[Records shown]:
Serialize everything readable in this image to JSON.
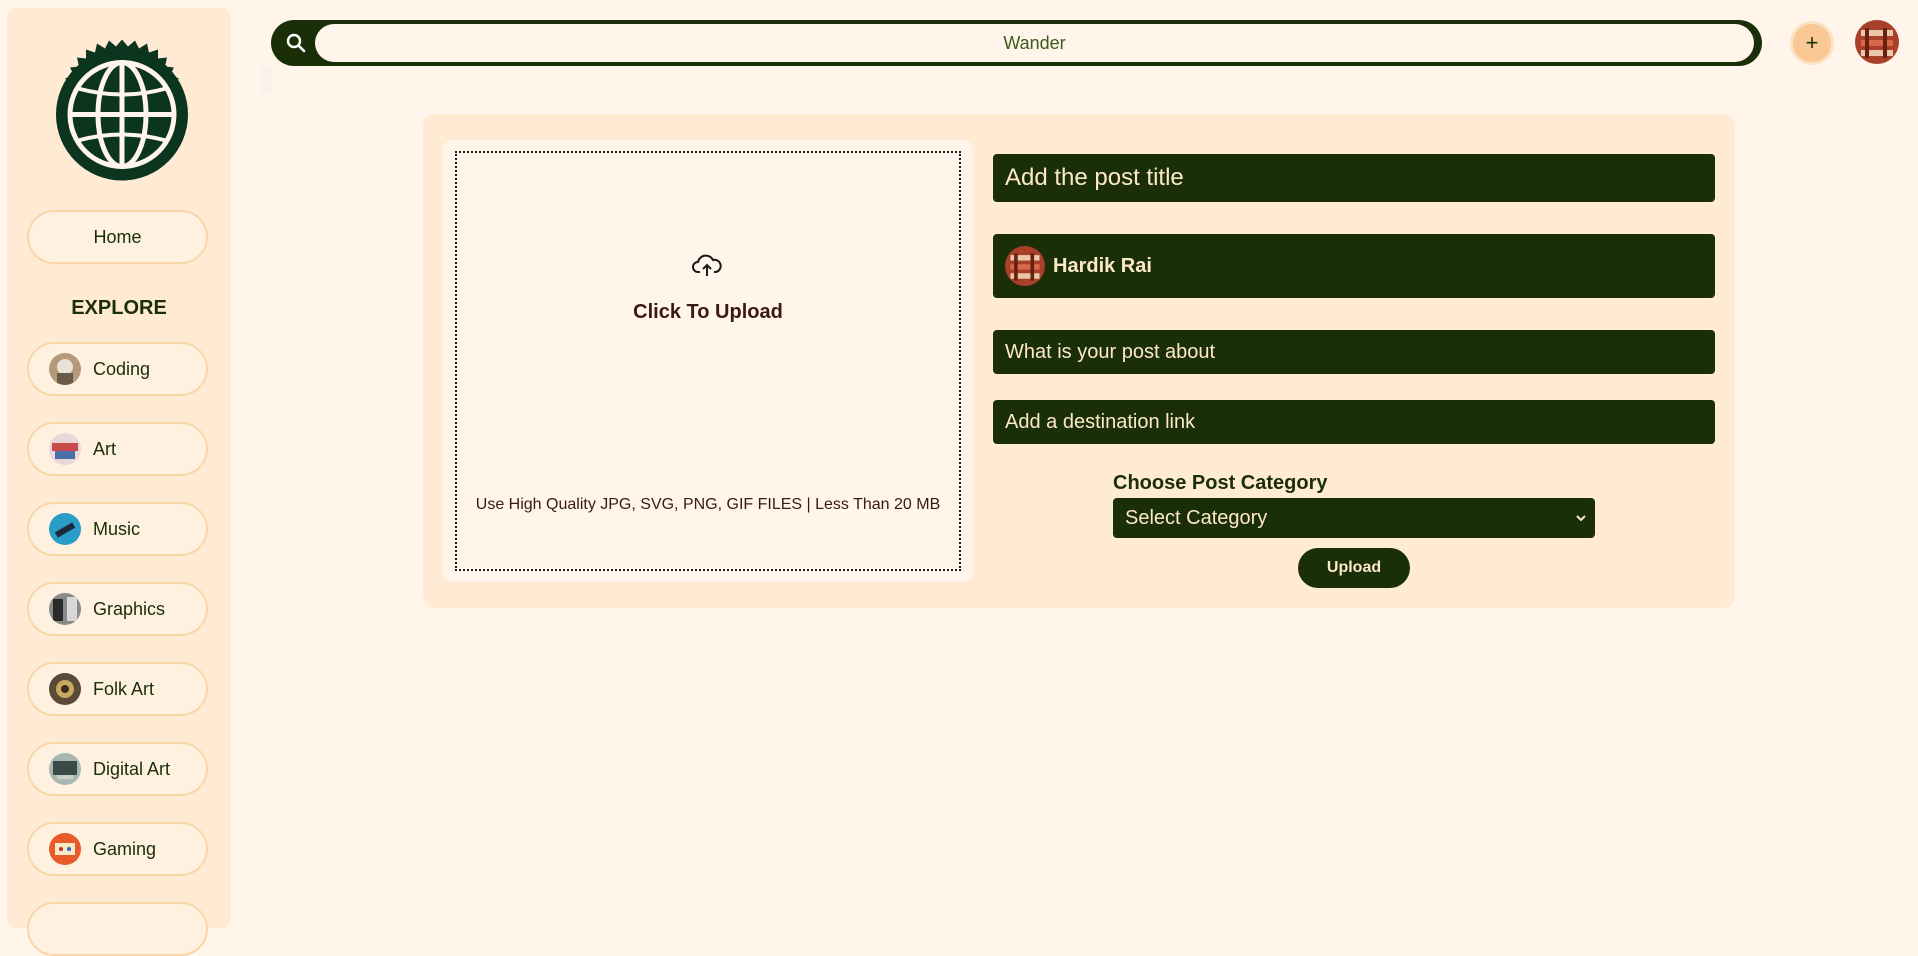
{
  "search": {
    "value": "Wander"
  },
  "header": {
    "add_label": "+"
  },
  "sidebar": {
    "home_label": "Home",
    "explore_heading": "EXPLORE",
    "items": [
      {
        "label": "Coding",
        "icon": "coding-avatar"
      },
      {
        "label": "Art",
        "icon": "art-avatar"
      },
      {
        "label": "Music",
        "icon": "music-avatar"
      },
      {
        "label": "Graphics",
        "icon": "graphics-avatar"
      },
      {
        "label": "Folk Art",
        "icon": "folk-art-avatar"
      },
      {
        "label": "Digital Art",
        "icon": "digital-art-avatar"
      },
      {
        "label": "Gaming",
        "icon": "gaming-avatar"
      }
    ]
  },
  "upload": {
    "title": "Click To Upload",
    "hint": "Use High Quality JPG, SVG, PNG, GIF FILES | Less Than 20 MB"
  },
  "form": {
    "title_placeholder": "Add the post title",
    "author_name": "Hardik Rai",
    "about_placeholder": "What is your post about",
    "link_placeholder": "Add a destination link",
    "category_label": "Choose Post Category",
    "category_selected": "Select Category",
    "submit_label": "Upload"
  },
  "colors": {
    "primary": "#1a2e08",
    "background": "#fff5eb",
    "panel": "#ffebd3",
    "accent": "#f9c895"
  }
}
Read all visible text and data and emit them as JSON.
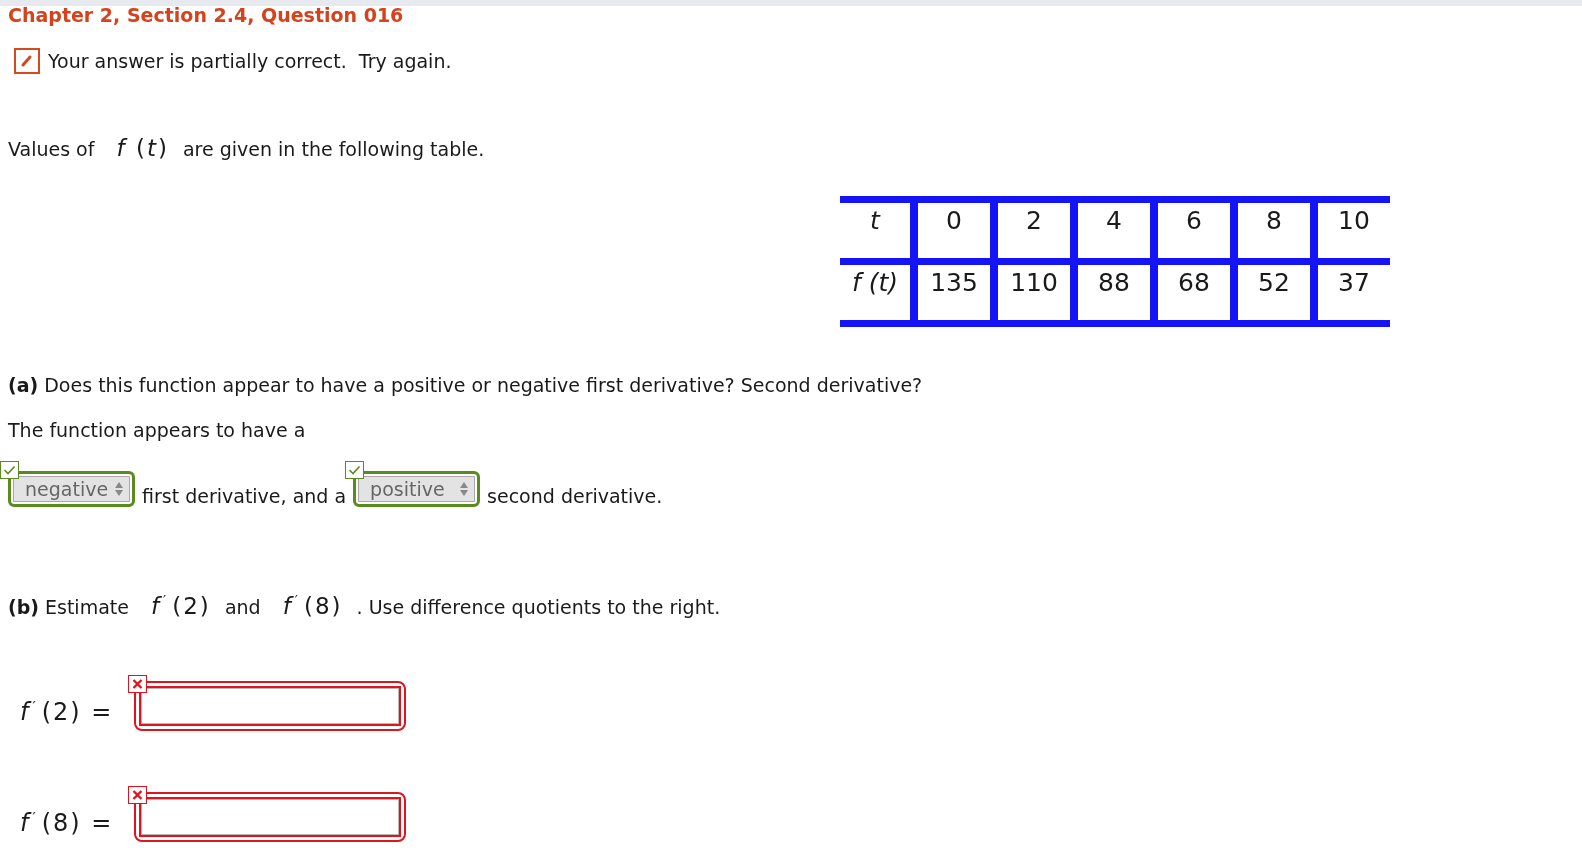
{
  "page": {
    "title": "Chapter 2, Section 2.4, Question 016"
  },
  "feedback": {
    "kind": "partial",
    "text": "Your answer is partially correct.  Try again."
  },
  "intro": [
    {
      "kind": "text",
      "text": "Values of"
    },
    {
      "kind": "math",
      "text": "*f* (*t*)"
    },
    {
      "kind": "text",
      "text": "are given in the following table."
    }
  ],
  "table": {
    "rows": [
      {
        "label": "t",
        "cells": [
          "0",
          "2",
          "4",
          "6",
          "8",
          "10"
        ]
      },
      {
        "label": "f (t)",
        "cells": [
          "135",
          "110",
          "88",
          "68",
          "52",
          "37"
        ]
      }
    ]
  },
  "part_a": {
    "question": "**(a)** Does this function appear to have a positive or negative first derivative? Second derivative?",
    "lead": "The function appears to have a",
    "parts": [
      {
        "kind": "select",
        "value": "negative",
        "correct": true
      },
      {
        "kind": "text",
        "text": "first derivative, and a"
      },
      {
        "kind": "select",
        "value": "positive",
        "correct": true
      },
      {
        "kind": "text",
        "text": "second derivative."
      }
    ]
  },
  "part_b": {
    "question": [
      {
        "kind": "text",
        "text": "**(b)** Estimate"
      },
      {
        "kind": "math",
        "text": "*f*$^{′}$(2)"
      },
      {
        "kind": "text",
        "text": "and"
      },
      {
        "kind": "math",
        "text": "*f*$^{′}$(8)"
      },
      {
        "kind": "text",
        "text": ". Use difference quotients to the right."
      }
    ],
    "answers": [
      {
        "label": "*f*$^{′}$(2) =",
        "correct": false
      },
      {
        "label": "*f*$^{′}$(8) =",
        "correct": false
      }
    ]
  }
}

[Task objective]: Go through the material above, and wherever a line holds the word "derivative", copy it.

[Solution for this task]:
    "question": "**(a)** Does this function appear to have a positive or negative first derivative? Second derivative?",
        "text": "first derivative, and a"
        "text": "second derivative."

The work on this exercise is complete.